From the entries below, copy out all lines holding "utility".

Website and app data records:
########
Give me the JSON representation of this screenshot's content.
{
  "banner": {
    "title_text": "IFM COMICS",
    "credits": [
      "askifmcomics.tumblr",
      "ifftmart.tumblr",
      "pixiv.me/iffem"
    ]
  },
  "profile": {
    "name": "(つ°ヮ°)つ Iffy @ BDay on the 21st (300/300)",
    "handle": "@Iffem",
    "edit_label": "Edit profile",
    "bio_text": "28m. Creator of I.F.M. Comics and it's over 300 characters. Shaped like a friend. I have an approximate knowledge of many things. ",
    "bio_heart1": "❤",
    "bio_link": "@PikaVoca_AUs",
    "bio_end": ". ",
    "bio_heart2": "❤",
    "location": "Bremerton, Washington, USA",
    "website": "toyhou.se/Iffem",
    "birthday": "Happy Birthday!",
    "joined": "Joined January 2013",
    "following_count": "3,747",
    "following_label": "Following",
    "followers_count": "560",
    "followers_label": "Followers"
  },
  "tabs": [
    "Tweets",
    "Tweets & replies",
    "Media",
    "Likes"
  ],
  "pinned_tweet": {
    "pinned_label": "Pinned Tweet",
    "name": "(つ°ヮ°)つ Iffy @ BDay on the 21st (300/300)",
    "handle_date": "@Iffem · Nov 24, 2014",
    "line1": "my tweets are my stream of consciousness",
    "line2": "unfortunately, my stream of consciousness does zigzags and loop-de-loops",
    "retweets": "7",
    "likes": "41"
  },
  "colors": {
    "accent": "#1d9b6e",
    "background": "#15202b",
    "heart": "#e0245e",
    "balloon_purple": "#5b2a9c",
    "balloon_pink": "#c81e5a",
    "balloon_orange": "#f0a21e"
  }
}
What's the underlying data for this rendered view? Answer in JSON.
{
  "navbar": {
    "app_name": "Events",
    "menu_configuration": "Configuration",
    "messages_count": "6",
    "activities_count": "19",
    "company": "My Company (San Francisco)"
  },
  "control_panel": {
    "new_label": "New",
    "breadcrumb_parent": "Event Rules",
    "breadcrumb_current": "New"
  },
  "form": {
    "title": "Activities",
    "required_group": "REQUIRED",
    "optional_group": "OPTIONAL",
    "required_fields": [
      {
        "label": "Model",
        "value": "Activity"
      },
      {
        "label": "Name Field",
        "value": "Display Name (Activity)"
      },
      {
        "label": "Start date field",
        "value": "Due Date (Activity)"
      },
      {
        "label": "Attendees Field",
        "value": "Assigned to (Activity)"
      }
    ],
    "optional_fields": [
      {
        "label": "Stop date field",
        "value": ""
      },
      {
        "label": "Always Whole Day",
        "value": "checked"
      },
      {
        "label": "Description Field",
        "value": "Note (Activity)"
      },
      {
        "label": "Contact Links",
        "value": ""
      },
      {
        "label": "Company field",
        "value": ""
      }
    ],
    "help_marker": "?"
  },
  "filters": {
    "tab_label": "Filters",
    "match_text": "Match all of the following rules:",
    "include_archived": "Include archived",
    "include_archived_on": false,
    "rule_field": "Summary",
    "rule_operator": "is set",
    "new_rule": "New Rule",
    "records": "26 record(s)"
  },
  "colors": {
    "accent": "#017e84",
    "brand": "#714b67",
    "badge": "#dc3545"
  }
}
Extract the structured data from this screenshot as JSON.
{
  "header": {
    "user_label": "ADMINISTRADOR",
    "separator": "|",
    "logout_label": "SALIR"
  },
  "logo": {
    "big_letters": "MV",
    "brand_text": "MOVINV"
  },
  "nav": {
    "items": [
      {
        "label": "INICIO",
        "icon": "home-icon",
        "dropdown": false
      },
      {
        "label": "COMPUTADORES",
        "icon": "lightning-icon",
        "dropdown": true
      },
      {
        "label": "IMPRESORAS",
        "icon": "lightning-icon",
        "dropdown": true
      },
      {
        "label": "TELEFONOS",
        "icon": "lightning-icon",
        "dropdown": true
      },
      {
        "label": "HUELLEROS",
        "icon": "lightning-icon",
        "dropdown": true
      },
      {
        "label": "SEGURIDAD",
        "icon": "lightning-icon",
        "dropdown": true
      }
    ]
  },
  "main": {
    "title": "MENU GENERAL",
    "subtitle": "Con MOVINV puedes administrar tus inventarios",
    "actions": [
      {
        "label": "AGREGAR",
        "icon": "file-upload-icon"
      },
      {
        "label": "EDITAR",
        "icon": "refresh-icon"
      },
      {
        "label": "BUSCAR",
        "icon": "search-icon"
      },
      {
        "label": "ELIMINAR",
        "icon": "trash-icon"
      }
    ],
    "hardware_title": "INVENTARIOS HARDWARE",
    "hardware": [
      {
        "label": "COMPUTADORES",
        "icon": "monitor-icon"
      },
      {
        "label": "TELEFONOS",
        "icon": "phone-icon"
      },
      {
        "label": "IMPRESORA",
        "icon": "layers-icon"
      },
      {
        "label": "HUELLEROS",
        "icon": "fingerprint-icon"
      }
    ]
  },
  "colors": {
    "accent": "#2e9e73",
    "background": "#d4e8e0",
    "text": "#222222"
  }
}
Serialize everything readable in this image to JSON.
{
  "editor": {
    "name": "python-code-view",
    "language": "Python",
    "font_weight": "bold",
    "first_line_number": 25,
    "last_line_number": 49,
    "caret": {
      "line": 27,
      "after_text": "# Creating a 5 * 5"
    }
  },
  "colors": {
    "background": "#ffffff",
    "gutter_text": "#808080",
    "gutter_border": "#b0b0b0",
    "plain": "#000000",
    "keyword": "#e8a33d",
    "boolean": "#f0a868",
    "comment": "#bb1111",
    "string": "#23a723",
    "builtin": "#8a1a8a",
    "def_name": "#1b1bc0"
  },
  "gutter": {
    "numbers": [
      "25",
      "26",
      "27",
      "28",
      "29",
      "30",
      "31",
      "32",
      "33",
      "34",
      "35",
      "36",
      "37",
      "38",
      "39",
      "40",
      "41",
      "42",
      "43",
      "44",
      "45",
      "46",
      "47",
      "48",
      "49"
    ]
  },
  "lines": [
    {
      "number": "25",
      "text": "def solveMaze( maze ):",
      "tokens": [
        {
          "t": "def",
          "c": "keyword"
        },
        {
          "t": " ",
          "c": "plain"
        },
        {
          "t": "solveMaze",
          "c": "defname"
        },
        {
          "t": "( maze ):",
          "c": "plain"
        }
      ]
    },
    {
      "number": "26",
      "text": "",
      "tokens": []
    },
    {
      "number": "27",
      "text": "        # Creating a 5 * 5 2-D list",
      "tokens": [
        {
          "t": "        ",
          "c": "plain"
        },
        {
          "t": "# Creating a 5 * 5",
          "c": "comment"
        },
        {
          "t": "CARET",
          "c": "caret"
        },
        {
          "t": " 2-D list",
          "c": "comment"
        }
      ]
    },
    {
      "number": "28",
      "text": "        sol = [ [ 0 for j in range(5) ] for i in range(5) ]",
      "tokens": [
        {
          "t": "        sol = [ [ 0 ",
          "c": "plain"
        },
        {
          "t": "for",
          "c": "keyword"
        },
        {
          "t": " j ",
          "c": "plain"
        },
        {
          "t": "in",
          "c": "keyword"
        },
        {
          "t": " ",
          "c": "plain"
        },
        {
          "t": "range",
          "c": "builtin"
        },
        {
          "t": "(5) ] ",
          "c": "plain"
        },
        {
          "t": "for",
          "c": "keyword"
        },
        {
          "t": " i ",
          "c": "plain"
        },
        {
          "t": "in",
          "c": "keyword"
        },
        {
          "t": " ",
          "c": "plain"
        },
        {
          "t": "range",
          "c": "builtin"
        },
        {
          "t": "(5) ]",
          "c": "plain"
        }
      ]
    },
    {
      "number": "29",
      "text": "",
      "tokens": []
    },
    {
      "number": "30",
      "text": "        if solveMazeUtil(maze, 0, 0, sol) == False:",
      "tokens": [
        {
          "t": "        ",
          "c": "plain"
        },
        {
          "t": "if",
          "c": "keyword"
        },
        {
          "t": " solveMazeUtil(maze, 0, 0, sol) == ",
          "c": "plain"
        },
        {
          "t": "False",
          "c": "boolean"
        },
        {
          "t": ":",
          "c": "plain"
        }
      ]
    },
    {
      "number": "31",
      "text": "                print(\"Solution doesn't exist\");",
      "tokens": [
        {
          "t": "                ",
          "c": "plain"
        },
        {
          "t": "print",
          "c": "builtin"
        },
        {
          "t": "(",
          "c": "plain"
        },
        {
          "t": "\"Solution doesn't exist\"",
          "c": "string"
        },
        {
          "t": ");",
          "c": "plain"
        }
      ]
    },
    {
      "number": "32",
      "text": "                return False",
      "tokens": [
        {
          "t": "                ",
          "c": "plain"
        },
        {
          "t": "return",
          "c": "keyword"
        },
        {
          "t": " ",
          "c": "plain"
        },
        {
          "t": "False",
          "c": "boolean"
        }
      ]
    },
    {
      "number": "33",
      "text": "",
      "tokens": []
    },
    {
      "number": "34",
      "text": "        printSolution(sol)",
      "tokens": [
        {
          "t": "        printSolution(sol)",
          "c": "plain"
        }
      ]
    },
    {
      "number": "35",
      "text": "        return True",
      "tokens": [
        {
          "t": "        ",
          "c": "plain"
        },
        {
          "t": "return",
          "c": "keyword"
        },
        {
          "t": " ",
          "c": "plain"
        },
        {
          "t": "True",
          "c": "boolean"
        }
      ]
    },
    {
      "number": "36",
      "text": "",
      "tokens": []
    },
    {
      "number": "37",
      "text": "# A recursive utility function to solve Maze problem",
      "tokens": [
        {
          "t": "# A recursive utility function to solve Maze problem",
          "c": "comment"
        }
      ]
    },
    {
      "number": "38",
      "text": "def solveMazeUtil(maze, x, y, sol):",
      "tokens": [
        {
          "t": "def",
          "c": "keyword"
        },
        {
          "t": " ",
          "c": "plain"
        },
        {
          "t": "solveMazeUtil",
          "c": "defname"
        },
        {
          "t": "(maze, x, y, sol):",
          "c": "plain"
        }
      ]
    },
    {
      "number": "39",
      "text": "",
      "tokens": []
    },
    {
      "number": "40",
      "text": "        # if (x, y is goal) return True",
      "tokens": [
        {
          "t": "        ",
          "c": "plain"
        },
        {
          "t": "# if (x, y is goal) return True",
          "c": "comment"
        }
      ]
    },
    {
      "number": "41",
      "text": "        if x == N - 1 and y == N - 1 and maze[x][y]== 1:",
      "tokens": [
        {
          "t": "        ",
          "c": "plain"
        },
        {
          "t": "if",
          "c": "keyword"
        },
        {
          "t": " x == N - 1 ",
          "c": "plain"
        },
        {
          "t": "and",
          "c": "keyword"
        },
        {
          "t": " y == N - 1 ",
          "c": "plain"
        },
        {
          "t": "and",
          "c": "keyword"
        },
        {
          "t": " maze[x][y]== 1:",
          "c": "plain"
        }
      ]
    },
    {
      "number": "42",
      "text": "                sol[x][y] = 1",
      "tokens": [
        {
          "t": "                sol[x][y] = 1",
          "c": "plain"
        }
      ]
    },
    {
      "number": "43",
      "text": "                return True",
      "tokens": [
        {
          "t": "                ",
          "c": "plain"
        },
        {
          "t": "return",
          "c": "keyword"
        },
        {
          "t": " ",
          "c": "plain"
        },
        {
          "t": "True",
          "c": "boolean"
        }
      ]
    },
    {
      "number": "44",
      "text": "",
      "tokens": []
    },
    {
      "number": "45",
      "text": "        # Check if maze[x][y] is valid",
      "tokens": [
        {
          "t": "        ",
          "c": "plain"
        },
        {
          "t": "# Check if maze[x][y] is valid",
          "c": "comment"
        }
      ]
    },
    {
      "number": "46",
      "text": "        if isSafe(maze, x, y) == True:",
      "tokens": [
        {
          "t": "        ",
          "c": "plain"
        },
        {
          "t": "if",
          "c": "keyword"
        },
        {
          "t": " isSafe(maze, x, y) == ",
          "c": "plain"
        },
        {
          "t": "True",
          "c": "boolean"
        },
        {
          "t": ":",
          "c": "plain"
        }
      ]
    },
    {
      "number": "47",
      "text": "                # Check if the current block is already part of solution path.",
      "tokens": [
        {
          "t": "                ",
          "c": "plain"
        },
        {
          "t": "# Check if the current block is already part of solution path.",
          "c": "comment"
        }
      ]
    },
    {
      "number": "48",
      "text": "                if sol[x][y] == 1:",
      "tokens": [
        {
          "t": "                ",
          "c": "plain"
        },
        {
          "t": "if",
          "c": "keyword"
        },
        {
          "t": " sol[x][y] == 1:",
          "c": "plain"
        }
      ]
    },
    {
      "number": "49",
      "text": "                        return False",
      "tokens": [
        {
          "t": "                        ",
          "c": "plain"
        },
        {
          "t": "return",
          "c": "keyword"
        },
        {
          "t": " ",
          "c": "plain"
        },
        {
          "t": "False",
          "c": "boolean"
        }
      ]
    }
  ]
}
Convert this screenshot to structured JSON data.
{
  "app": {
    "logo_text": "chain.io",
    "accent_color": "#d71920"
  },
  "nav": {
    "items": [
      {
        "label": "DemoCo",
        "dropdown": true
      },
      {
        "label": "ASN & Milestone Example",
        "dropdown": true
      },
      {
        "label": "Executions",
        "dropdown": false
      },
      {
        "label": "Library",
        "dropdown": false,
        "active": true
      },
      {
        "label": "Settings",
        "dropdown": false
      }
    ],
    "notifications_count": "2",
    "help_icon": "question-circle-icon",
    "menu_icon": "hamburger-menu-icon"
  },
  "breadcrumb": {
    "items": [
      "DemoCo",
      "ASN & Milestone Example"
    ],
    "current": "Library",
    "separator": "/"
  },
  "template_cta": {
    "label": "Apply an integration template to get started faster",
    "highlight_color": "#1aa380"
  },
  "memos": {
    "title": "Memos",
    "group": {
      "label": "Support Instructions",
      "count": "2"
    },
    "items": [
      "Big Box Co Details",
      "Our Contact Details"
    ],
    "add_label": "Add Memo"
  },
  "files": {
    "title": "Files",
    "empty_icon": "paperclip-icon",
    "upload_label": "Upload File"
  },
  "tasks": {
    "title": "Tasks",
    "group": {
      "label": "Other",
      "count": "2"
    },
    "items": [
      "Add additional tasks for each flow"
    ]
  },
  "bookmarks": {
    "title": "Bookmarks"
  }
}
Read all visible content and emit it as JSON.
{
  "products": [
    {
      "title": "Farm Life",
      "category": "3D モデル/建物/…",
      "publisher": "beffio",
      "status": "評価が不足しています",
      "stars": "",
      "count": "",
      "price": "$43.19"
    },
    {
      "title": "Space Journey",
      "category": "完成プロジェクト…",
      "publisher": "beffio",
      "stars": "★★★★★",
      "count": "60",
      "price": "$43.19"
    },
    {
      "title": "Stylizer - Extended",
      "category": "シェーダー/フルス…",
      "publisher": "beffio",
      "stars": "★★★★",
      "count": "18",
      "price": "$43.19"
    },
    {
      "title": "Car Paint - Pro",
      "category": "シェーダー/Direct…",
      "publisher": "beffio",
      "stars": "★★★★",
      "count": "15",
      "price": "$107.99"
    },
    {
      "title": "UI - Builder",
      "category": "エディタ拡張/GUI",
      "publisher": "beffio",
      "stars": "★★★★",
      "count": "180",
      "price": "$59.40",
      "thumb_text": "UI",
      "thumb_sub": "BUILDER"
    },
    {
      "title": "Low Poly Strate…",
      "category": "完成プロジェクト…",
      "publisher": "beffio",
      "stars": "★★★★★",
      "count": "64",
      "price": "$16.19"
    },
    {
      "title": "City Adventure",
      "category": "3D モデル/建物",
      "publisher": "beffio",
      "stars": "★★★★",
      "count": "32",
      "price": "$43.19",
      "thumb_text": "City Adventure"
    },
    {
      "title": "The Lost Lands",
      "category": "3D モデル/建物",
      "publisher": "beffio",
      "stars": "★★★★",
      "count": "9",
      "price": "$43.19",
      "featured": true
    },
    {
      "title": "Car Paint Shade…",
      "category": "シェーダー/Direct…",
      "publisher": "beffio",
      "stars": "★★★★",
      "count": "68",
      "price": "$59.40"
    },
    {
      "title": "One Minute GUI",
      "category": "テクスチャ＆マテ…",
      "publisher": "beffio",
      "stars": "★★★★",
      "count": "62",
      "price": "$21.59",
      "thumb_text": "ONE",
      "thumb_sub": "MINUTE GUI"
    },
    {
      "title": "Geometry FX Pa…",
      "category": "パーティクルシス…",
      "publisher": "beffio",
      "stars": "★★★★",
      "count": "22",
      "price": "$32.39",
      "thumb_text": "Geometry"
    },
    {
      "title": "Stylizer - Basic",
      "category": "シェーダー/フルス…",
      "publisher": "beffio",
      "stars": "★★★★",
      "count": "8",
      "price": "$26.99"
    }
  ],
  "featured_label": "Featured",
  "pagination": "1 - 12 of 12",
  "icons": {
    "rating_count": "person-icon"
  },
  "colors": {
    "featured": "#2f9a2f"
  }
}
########
#### TASK ANSWER
      "text": "# A recursive utility function to solve Maze problem",
          "t": "# A recursive utility function to solve Maze problem",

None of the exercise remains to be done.